Being out in the woods is measurably good for your health.
Seriously, the scientists have looked into it.
From 2004 to 2012 Japanese officials spent $4million dollars studying the effects of being around trees - the result of which was 48 trails were designated 'therapy trails'.
Researchers at the Nippon Medical School in Tokyo measured the activity of human natural killer (NK) cells before and after the hosts were among forestry.
NK cells provide a response to viral-infected cells, tumor formation and are generally seen as your friends when it comes to your immune system and fighting off cancer.
The Nippon Medical School study found that these cells were far more active for the week after visiting a forest, with positive effects lasting for a month after a weekend in the woods.

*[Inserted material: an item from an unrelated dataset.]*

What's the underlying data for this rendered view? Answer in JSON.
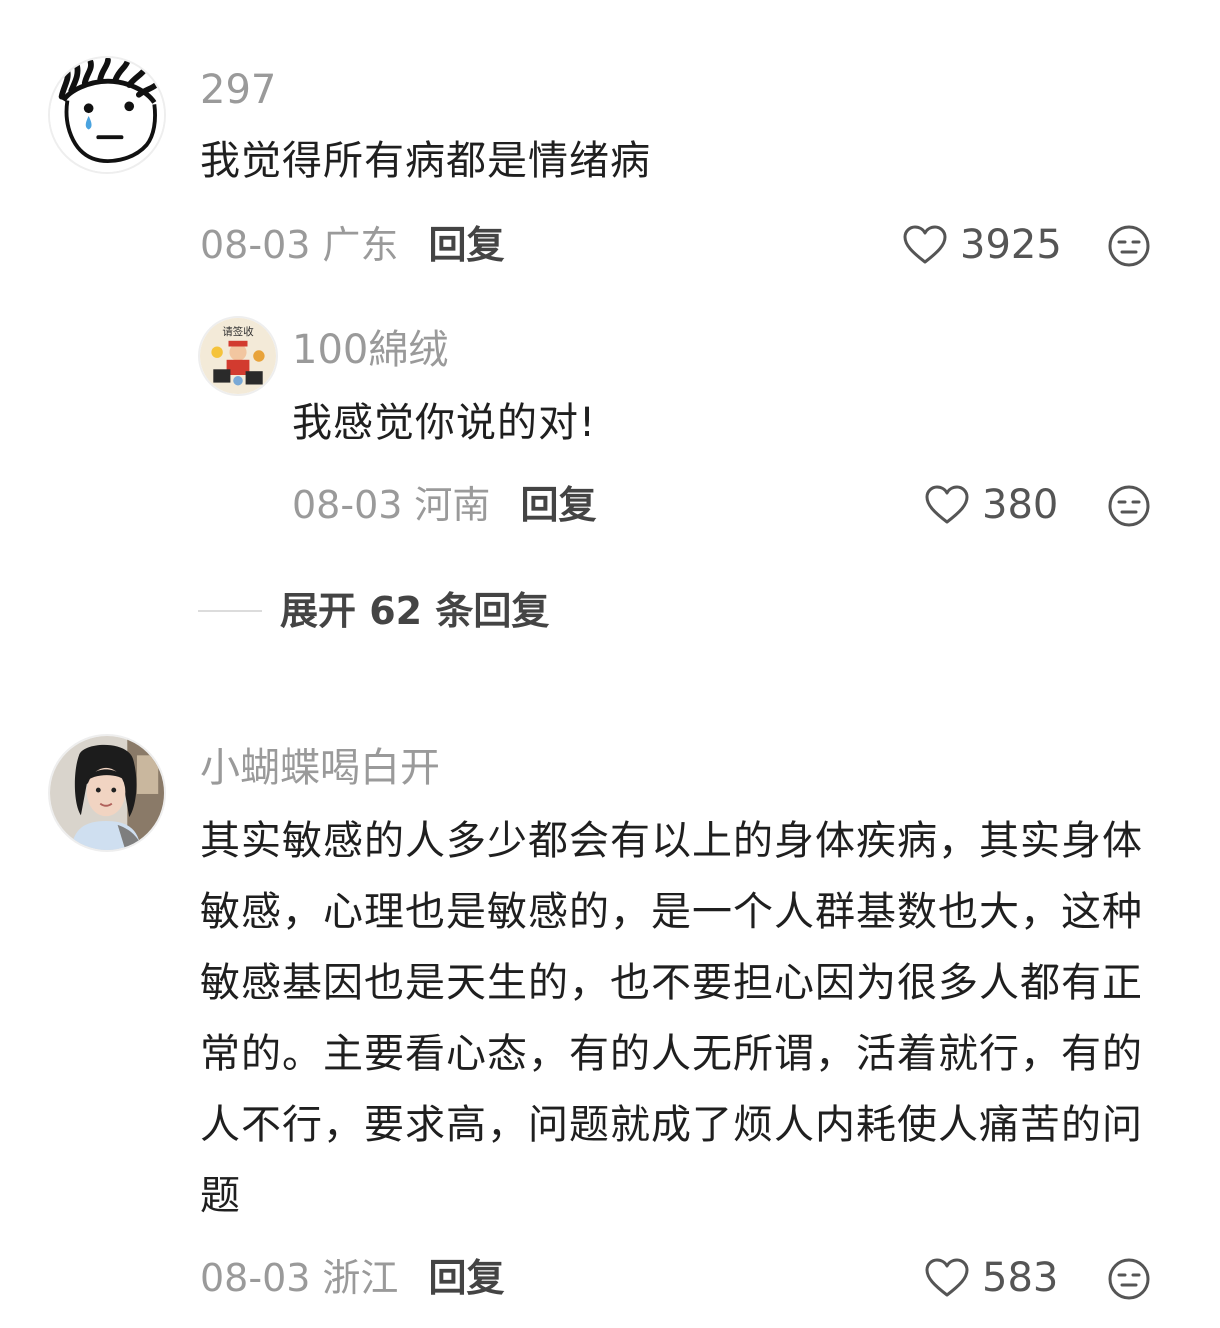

The reason why is pretty interesting. Trees emit various oils called phyoncide, which we inhale and seems to assist our immune function.
The effects of a long walk in the woods aren't only physiological. A study of 498 health volunteers found that with exposure to trees came significantly reduced hostility and depression scores, and increased liveliness.
The researchers wrote:
Accordingly, forest environments can be viewed as therapeutic landscapes.
It seems a walk in the wilderness really does do you a world of good.
More: A 'heavily drunk' British army officer arrested this tree in Pakistan in 1898 - and it's still in chains